→ Your instructions
Your reply should hold only the lines from the records below where "arrow" occurs.

(Excerpts from an interface dataset)
-------------------------

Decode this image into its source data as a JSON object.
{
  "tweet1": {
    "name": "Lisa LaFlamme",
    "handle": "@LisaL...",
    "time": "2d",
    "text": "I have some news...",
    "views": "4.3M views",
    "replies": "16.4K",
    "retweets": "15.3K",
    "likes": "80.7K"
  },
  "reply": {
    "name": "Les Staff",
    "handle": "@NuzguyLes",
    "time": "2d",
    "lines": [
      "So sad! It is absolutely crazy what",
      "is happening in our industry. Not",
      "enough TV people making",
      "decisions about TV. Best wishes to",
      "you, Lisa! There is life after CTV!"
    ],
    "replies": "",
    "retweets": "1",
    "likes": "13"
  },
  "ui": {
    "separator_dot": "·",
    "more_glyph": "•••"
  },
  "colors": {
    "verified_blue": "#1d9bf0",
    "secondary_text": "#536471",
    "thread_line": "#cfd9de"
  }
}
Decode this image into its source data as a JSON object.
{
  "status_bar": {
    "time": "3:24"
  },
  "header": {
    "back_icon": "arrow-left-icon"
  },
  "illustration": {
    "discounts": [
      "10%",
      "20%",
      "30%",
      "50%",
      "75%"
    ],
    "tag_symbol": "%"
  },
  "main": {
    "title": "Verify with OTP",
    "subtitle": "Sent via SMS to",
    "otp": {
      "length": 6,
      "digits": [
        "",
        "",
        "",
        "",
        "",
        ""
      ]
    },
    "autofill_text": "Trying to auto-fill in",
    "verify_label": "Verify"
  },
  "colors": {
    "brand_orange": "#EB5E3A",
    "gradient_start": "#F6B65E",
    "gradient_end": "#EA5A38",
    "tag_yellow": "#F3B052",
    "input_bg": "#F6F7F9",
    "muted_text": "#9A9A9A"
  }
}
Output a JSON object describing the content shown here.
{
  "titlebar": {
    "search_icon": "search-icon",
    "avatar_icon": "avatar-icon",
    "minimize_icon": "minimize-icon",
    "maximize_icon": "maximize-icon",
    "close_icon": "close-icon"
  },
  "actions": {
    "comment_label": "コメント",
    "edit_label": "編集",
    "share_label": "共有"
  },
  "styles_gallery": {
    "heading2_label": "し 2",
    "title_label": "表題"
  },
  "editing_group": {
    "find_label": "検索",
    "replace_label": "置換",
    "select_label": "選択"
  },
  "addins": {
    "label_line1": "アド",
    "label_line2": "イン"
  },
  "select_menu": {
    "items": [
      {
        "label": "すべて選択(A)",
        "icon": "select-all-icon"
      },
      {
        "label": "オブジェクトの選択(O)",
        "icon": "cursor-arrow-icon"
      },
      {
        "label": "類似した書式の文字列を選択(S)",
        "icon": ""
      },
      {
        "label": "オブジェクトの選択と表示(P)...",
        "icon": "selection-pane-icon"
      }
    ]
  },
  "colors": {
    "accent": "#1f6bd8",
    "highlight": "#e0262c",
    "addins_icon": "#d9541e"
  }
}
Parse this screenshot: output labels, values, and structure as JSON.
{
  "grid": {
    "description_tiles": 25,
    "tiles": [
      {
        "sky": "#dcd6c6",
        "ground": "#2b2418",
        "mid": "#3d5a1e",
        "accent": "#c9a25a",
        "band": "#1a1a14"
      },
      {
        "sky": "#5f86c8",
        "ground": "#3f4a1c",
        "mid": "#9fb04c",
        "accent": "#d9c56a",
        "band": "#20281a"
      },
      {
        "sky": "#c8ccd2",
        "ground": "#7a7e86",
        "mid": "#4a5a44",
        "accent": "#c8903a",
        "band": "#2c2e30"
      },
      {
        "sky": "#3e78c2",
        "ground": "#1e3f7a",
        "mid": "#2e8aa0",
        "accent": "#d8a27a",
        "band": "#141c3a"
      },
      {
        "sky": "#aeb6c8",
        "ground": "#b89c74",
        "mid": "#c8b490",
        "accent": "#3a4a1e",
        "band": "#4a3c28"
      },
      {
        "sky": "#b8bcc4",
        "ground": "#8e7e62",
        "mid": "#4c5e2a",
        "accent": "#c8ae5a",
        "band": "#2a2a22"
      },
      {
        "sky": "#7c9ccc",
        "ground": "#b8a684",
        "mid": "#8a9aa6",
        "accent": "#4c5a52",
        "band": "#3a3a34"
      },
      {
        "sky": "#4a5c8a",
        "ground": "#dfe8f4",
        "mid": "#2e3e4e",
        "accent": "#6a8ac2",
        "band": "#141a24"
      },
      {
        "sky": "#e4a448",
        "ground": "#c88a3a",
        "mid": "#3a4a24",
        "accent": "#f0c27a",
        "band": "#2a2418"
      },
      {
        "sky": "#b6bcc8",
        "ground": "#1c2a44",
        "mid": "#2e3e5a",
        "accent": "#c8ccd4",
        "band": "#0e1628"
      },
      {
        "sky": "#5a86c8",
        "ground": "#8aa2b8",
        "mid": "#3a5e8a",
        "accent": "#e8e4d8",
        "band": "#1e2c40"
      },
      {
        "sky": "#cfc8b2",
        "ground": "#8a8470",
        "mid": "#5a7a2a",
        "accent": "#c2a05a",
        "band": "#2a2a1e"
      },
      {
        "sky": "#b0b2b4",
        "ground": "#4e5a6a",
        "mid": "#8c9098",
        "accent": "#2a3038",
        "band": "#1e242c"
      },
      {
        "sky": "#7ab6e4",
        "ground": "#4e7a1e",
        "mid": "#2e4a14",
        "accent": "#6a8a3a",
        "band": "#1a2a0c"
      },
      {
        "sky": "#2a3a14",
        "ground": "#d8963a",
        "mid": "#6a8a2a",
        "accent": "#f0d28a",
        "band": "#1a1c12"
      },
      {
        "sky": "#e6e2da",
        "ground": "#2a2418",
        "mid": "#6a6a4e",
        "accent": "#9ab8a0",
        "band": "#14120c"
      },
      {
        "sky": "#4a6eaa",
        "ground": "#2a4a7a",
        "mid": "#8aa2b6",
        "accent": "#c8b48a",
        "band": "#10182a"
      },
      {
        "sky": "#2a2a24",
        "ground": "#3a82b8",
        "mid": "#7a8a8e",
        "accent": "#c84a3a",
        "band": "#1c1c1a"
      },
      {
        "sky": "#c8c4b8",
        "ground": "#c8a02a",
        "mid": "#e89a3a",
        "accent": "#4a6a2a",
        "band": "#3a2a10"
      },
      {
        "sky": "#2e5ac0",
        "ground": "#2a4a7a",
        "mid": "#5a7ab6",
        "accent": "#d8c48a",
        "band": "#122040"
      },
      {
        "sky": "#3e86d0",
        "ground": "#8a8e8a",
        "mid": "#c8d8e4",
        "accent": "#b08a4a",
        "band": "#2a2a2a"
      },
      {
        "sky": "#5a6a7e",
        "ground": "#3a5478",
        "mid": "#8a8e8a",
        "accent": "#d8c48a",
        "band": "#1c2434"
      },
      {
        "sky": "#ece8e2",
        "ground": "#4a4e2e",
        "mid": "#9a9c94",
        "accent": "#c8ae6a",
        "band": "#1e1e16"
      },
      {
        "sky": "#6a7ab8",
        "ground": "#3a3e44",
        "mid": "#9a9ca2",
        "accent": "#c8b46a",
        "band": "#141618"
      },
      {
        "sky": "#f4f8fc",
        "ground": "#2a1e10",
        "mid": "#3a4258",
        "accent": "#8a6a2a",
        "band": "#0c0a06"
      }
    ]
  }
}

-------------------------

→ Result below
    "back_icon": "arrow-left-icon"
        "icon": "cursor-arrow-icon"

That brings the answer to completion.